# Exercise prompt
Wherever the word "subtitle" occurs in the lines below, copy the whole line.
-------- Supplied records --------
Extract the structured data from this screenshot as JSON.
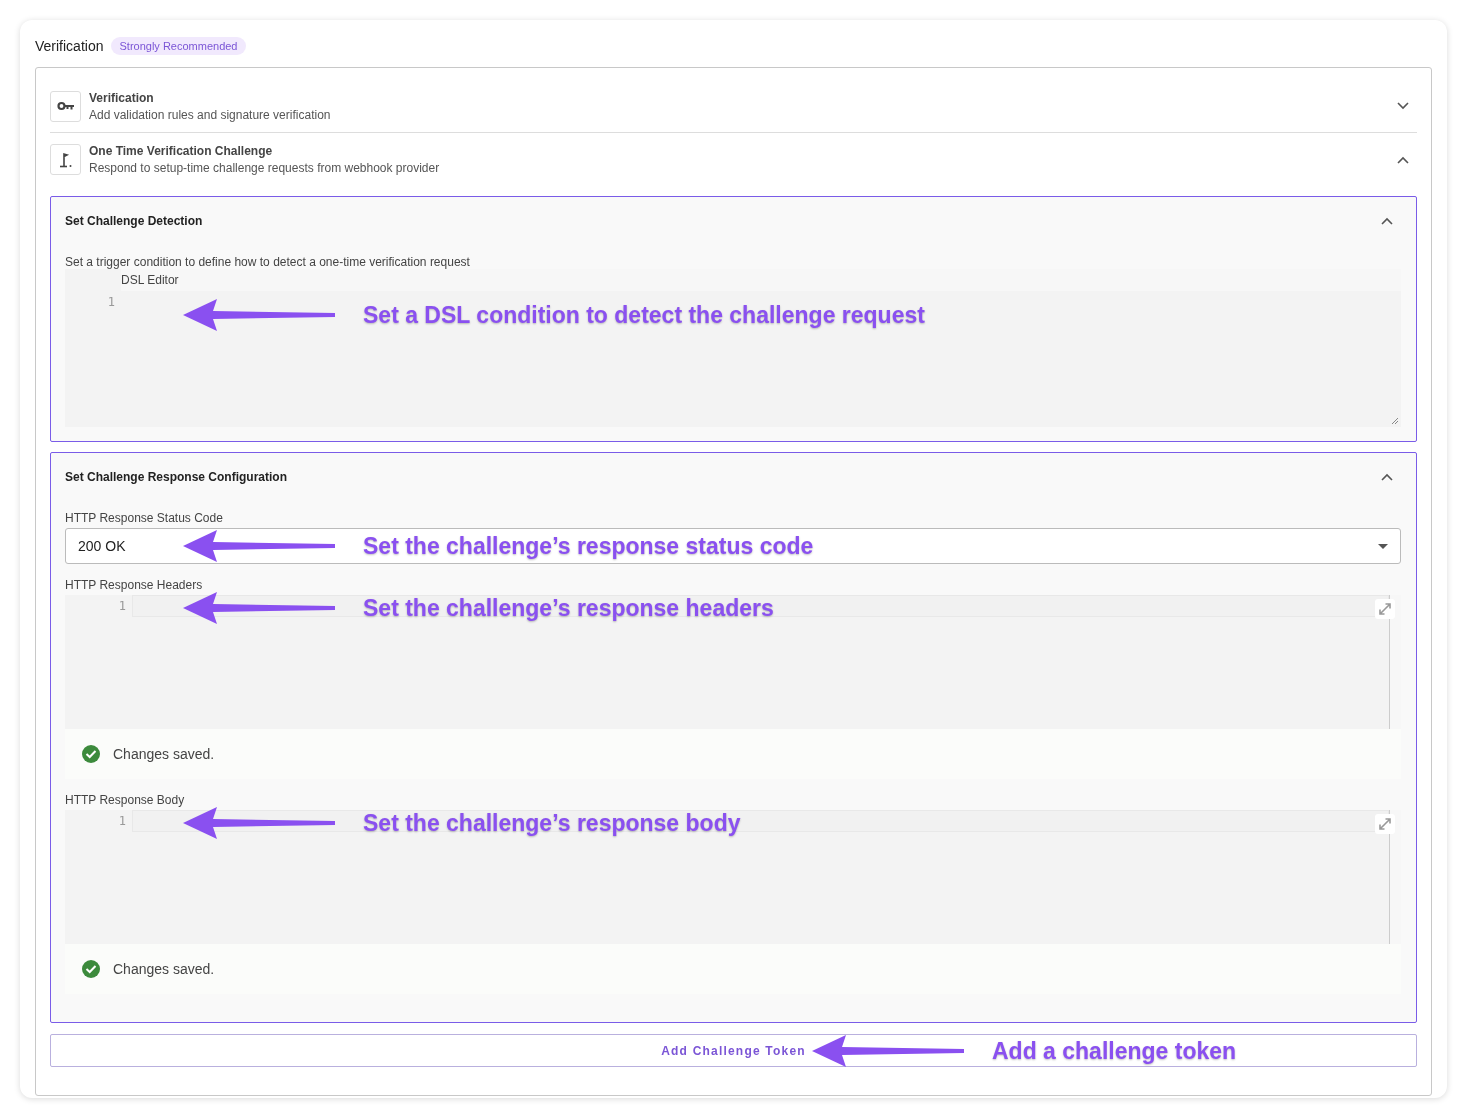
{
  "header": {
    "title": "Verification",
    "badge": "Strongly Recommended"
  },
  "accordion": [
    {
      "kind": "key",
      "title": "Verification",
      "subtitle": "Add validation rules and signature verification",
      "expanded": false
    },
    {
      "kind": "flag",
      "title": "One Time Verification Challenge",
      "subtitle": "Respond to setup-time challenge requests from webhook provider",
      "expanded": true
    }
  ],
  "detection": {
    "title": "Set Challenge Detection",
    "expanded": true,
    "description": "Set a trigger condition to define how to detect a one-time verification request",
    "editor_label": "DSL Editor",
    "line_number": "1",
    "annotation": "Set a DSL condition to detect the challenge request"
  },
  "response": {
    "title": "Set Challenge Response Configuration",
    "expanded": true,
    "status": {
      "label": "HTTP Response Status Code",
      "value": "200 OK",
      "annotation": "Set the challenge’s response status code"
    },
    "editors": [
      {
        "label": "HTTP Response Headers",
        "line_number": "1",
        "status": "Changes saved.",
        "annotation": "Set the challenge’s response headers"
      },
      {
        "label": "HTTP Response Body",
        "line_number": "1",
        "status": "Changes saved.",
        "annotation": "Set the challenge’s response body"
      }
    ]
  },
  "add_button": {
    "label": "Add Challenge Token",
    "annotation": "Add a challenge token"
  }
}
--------
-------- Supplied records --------
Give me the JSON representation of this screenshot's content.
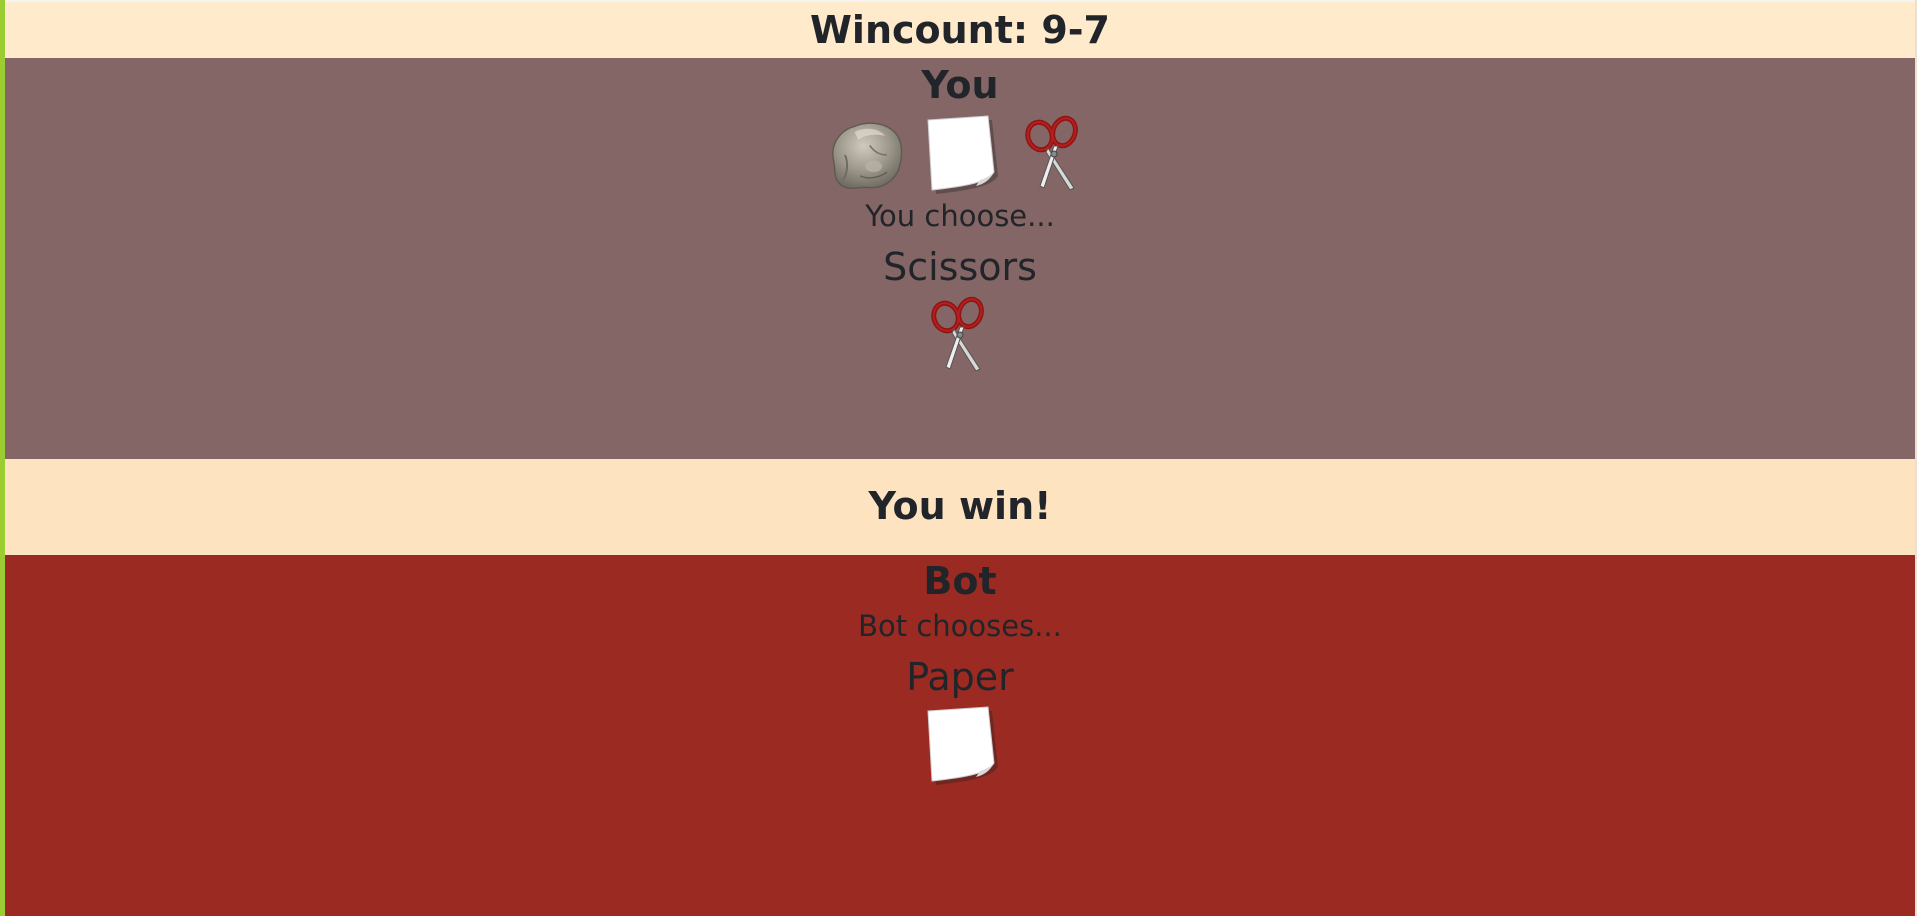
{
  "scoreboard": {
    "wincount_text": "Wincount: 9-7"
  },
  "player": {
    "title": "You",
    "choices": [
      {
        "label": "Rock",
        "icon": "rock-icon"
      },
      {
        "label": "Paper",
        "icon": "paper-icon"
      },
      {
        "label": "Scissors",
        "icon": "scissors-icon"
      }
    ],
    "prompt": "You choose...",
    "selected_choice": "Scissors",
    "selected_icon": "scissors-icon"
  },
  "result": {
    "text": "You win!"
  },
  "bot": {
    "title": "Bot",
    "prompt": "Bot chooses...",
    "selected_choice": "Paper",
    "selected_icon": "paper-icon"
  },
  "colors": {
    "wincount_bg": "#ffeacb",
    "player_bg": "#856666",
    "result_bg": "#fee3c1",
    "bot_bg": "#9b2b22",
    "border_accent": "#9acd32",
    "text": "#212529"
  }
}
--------
# Exercise response
      "subtitle": "Add validation rules and signature verification",
      "subtitle": "Respond to setup-time challenge requests from webhook provider",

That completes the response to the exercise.